Goal of the exercise:
Repeat exactly, and only, the lines from the one holding "What data populates" through the last line of the records below.
____
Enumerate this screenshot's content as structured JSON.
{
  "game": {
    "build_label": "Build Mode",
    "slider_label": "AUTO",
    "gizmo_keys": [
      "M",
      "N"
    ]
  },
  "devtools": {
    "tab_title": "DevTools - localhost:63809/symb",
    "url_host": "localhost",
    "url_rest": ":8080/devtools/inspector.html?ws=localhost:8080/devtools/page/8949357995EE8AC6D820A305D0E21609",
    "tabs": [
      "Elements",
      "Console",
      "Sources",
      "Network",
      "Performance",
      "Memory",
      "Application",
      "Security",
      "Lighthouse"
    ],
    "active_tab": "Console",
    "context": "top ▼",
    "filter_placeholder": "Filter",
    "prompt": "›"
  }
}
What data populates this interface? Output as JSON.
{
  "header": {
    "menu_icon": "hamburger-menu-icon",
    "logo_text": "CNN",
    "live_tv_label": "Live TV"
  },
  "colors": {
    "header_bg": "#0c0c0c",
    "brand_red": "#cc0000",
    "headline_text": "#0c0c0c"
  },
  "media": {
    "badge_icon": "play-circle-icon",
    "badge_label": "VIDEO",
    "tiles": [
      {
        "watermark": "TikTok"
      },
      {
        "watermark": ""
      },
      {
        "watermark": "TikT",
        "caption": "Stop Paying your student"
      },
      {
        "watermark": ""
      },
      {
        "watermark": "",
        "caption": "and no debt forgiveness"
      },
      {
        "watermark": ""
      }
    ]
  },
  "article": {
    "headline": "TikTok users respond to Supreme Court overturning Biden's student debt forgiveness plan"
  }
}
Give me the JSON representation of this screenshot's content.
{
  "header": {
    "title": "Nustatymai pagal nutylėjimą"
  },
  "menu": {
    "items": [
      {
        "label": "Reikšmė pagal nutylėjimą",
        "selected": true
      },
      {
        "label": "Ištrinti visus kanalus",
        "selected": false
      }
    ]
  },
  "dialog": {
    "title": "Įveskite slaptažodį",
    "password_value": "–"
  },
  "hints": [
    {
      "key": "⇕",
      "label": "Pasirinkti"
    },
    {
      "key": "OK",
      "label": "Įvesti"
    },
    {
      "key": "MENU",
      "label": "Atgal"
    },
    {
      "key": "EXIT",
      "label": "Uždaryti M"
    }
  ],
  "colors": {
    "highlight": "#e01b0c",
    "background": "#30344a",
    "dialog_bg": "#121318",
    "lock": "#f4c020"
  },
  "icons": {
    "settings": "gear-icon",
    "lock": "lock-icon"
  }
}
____
Response to this task:
What data populates this interface? Output as JSON.
{
  "header": {
    "menu_icon": "hamburger-menu-icon",
    "logo_text": "CNN",
    "live_tv_label": "Live TV"
  },
  "colors": {
    "header_bg": "#0c0c0c",
    "brand_red": "#cc0000",
    "headline_text": "#0c0c0c"
  },
  "media": {
    "badge_icon": "play-circle-icon",
    "badge_label": "VIDEO",
    "tiles": [
      {
        "watermark": "TikTok"
      },
      {
        "watermark": ""
      },
      {
        "watermark": "TikT",
        "caption": "Stop Paying your student"
      },
      {
        "watermark": ""
      },
      {
        "watermark": "",
        "caption": "and no debt forgiveness"
      },
      {
        "watermark": ""
      }
    ]
  },
  "article": {
    "headline": "TikTok users respond to Supreme Court overturning Biden's student debt forgiveness plan"
  }
}
Give me the JSON representation of this screenshot's content.
{
  "header": {
    "title": "Nustatymai pagal nutylėjimą"
  },
  "menu": {
    "items": [
      {
        "label": "Reikšmė pagal nutylėjimą",
        "selected": true
      },
      {
        "label": "Ištrinti visus kanalus",
        "selected": false
      }
    ]
  },
  "dialog": {
    "title": "Įveskite slaptažodį",
    "password_value": "–"
  },
  "hints": [
    {
      "key": "⇕",
      "label": "Pasirinkti"
    },
    {
      "key": "OK",
      "label": "Įvesti"
    },
    {
      "key": "MENU",
      "label": "Atgal"
    },
    {
      "key": "EXIT",
      "label": "Uždaryti M"
    }
  ],
  "colors": {
    "highlight": "#e01b0c",
    "background": "#30344a",
    "dialog_bg": "#121318",
    "lock": "#f4c020"
  },
  "icons": {
    "settings": "gear-icon",
    "lock": "lock-icon"
  }
}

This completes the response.